All the handwriting in the game, including that of Tess’ in-game grandma on the birthday card, is actual handwriting. Everyone on the Open Roads Team has their handwriting featured somewhere in the game, and there’s a lot in just the 25 minutes I see, which takes place in Tess and Opal’s house. However, the duo remarks that the house is up for sale. “We took care of Grandma right up until the end, and now they’re selling the house right out from under us,” they say, and the two will soon set off on the road trip.
Graphic artist Harrison Gerard says Opal goes anywhere Tess goes, so picking up something in the house to interact with will net you insight into both characters. And I imagine that carries over into the road trip that Open Roads is mostly about. I don’t see any of that road trip, though, with the preview stopping right at the point where it is initiated.
I have no idea how the game feels to play; I’m impressed with the voice acting, but the lip sync seemed random, and sometimes, when I heard their voices, their mouths wouldn’t move; the art is nice and easily telegraphs what you can interact with; I don’t know much about the story yet at all, to be honest. But most of all, and perhaps most importantly, following a game preview, I’m excited to play Open Roads. The personal touches seemingly inject a level of relatability I haven’t felt in a game for a while – I certainly haven’t teared up previewing a narrative-driven game like this before. I’m a sucker for games that pull on heartstrings, and mine are easily pulled, so perhaps the warmth of Tess’ grandmother’s card won’t carry the rest of the experience. I look forward to finding out, though.

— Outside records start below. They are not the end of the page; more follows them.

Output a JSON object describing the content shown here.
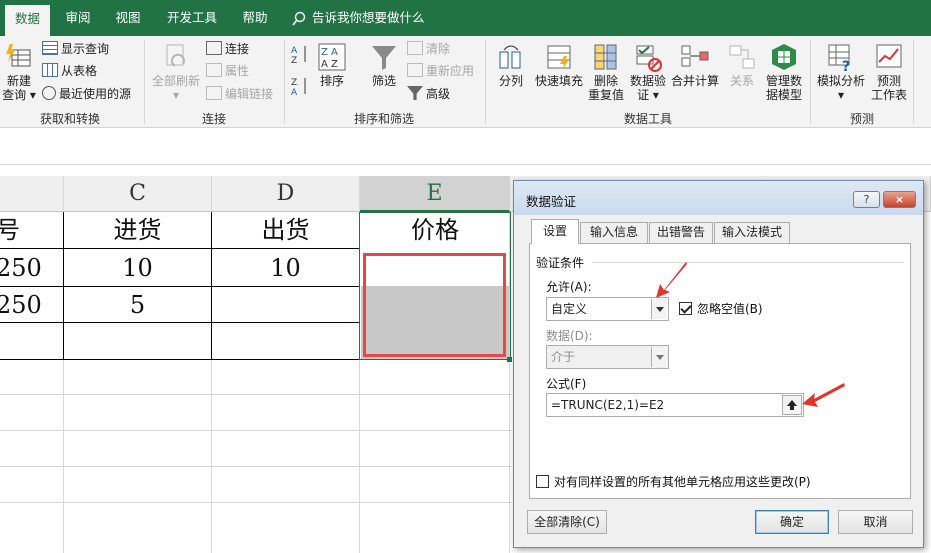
{
  "ribbon_tabs": [
    "数据",
    "审阅",
    "视图",
    "开发工具",
    "帮助"
  ],
  "tell_me": "告诉我你想要做什么",
  "ribbon": {
    "get_transform": {
      "new_query": [
        "新建",
        "查询"
      ],
      "show_queries": "显示查询",
      "from_table": "从表格",
      "recent_sources": "最近使用的源",
      "label": "获取和转换"
    },
    "connections": {
      "refresh_all": "全部刷新",
      "connections": "连接",
      "properties": "属性",
      "edit_links": "编辑链接",
      "label": "连接"
    },
    "sort_filter": {
      "sort": "排序",
      "filter": "筛选",
      "clear": "清除",
      "reapply": "重新应用",
      "advanced": "高级",
      "label": "排序和筛选"
    },
    "data_tools": {
      "split": "分列",
      "flash_fill": "快速填充",
      "remove_dup": [
        "删除",
        "重复值"
      ],
      "validation": [
        "数据验",
        "证"
      ],
      "consolidate": "合并计算",
      "relationships": "关系",
      "data_model": [
        "管理数",
        "据模型"
      ],
      "label": "数据工具"
    },
    "forecast": {
      "what_if": "模拟分析",
      "forecast_sheet": [
        "预测",
        "工作表"
      ],
      "label": "预测"
    }
  },
  "sheet": {
    "columns": [
      "C",
      "D",
      "E"
    ],
    "header_row": {
      "b": "号",
      "c": "进货",
      "d": "出货",
      "e": "价格"
    },
    "rows": [
      {
        "b": "250",
        "c": "10",
        "d": "10",
        "e": ""
      },
      {
        "b": "250",
        "c": "5",
        "d": "",
        "e": ""
      }
    ]
  },
  "dialog": {
    "title": "数据验证",
    "help": "?",
    "close": "×",
    "tabs": [
      "设置",
      "输入信息",
      "出错警告",
      "输入法模式"
    ],
    "section": "验证条件",
    "allow_label": "允许(A):",
    "allow_value": "自定义",
    "ignore_blank": "忽略空值(B)",
    "ignore_blank_checked": true,
    "data_label": "数据(D):",
    "data_value": "介于",
    "formula_label": "公式(F)",
    "formula_value": "=TRUNC(E2,1)=E2",
    "apply_all": "对有同样设置的所有其他单元格应用这些更改(P)",
    "apply_all_checked": false,
    "clear_all": "全部清除(C)",
    "ok": "确定",
    "cancel": "取消"
  },
  "colors": {
    "excel_green": "#217346",
    "highlight_red": "#e8474a",
    "arrow_red": "#e6332a",
    "selected_fill": "#c8c8c8"
  }
}
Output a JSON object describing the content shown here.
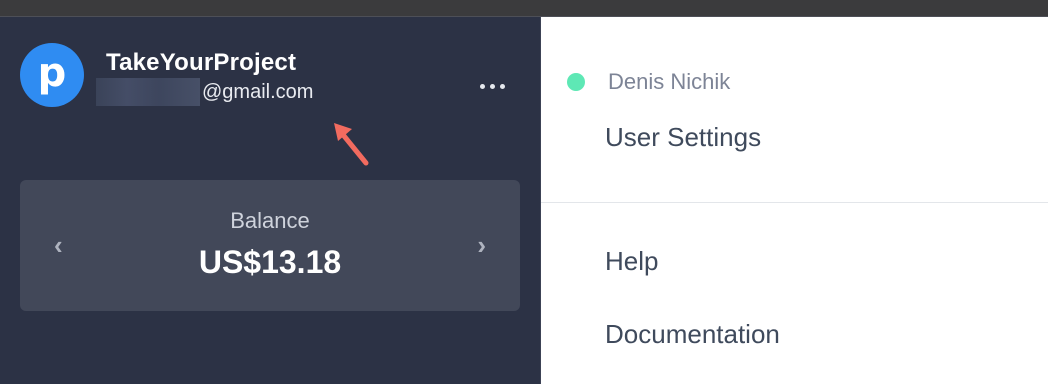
{
  "account": {
    "avatar_letter": "p",
    "org_name": "TakeYourProject",
    "email_domain": "@gmail.com"
  },
  "balance": {
    "label": "Balance",
    "value": "US$13.18",
    "prev_icon": "‹",
    "next_icon": "›"
  },
  "dropdown": {
    "user_name": "Denis Nichik",
    "status": "online",
    "items": [
      {
        "label": "User Settings"
      },
      {
        "label": "Help"
      },
      {
        "label": "Documentation"
      }
    ]
  },
  "colors": {
    "sidebar_bg": "#2c3245",
    "avatar_bg": "#2f8cf2",
    "status_online": "#5ee8b5",
    "annotation_arrow": "#f26b5f",
    "card_bg": "#424859"
  },
  "icons": {
    "more": "more-horizontal-icon",
    "annotation": "annotation-arrow-icon"
  }
}
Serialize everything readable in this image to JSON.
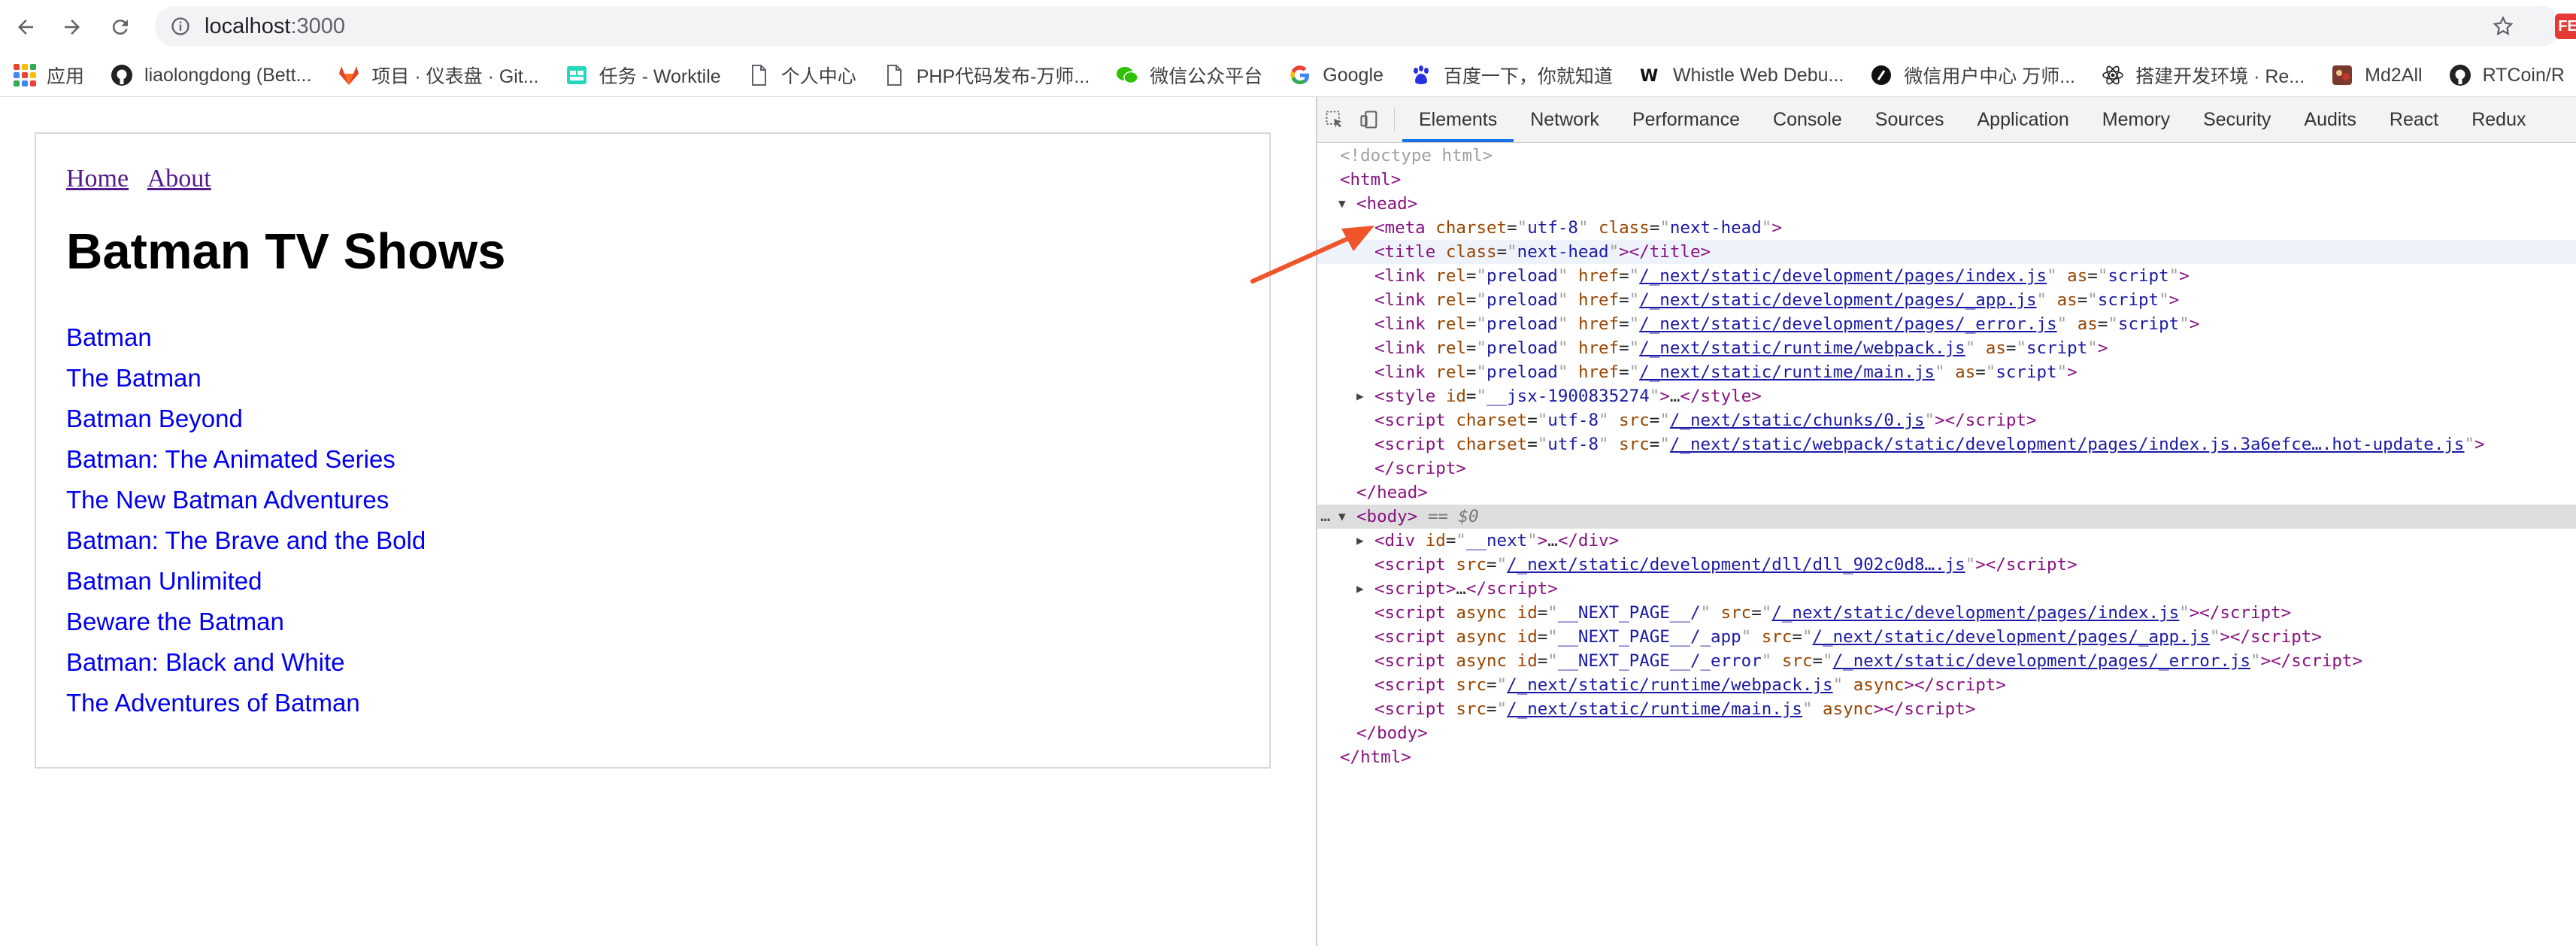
{
  "browser": {
    "url_host": "localhost",
    "url_port": ":3000",
    "extension_badge": "FE"
  },
  "bookmarks": [
    {
      "label": "应用",
      "icon": "apps-grid-icon"
    },
    {
      "label": "liaolongdong (Bett...",
      "icon": "github-icon"
    },
    {
      "label": "项目 · 仪表盘 · Git...",
      "icon": "gitlab-icon"
    },
    {
      "label": "任务 - Worktile",
      "icon": "worktile-icon"
    },
    {
      "label": "个人中心",
      "icon": "document-icon"
    },
    {
      "label": "PHP代码发布-万师...",
      "icon": "document-icon"
    },
    {
      "label": "微信公众平台",
      "icon": "wechat-icon"
    },
    {
      "label": "Google",
      "icon": "google-icon"
    },
    {
      "label": "百度一下，你就知道",
      "icon": "baidu-icon"
    },
    {
      "label": "Whistle Web Debu...",
      "icon": "whistle-icon"
    },
    {
      "label": "微信用户中心 万师...",
      "icon": "circle-logo-icon"
    },
    {
      "label": "搭建开发环境 · Re...",
      "icon": "react-icon"
    },
    {
      "label": "Md2All",
      "icon": "md2all-icon"
    },
    {
      "label": "RTCoin/R",
      "icon": "github-icon"
    }
  ],
  "page": {
    "nav": [
      "Home",
      "About"
    ],
    "title": "Batman TV Shows",
    "shows": [
      "Batman",
      "The Batman",
      "Batman Beyond",
      "Batman: The Animated Series",
      "The New Batman Adventures",
      "Batman: The Brave and the Bold",
      "Batman Unlimited",
      "Beware the Batman",
      "Batman: Black and White",
      "The Adventures of Batman"
    ]
  },
  "devtools": {
    "tabs": [
      "Elements",
      "Network",
      "Performance",
      "Console",
      "Sources",
      "Application",
      "Memory",
      "Security",
      "Audits",
      "React",
      "Redux"
    ],
    "active_tab": "Elements",
    "dom": {
      "doctype": "<!doctype html>",
      "html_open": "html",
      "head_open": "head",
      "meta": {
        "charset": "utf-8",
        "class": "next-head"
      },
      "title_class": "next-head",
      "preload_links": [
        "/_next/static/development/pages/index.js",
        "/_next/static/development/pages/_app.js",
        "/_next/static/development/pages/_error.js",
        "/_next/static/runtime/webpack.js",
        "/_next/static/runtime/main.js"
      ],
      "preload_rel": "preload",
      "preload_as": "script",
      "style_id": "__jsx-1900835274",
      "head_scripts": [
        "/_next/static/chunks/0.js",
        "/_next/static/webpack/static/development/pages/index.js.3a6efce….hot-update.js"
      ],
      "script_charset": "utf-8",
      "body_selected_suffix": "== $0",
      "div_id": "__next",
      "dll_src": "/_next/static/development/dll/dll_902c0d8….js",
      "page_scripts": [
        {
          "id": "__NEXT_PAGE__/",
          "src": "/_next/static/development/pages/index.js"
        },
        {
          "id": "__NEXT_PAGE__/_app",
          "src": "/_next/static/development/pages/_app.js"
        },
        {
          "id": "__NEXT_PAGE__/_error",
          "src": "/_next/static/development/pages/_error.js"
        }
      ],
      "runtime_scripts": [
        "/_next/static/runtime/webpack.js",
        "/_next/static/runtime/main.js"
      ]
    }
  },
  "colors": {
    "link": "#0000ee",
    "visited": "#551a8b",
    "devtools_active": "#1a73e8",
    "tag": "#881280",
    "attr": "#994500",
    "value": "#1a1aa6",
    "arrow": "#f0552a"
  }
}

Open Roads hits PlayStation 5, Xbox Series X/S, PlayStation 4, Xbox One, Switch, and PC on February 22, 2024.
For more, watch the latest Open Roads trailer here, and then check out the Open Roads announcement trailer. After that, read Game Informer’s exclusive feature about how Open Roads changed direction and saved its turbulent road trip.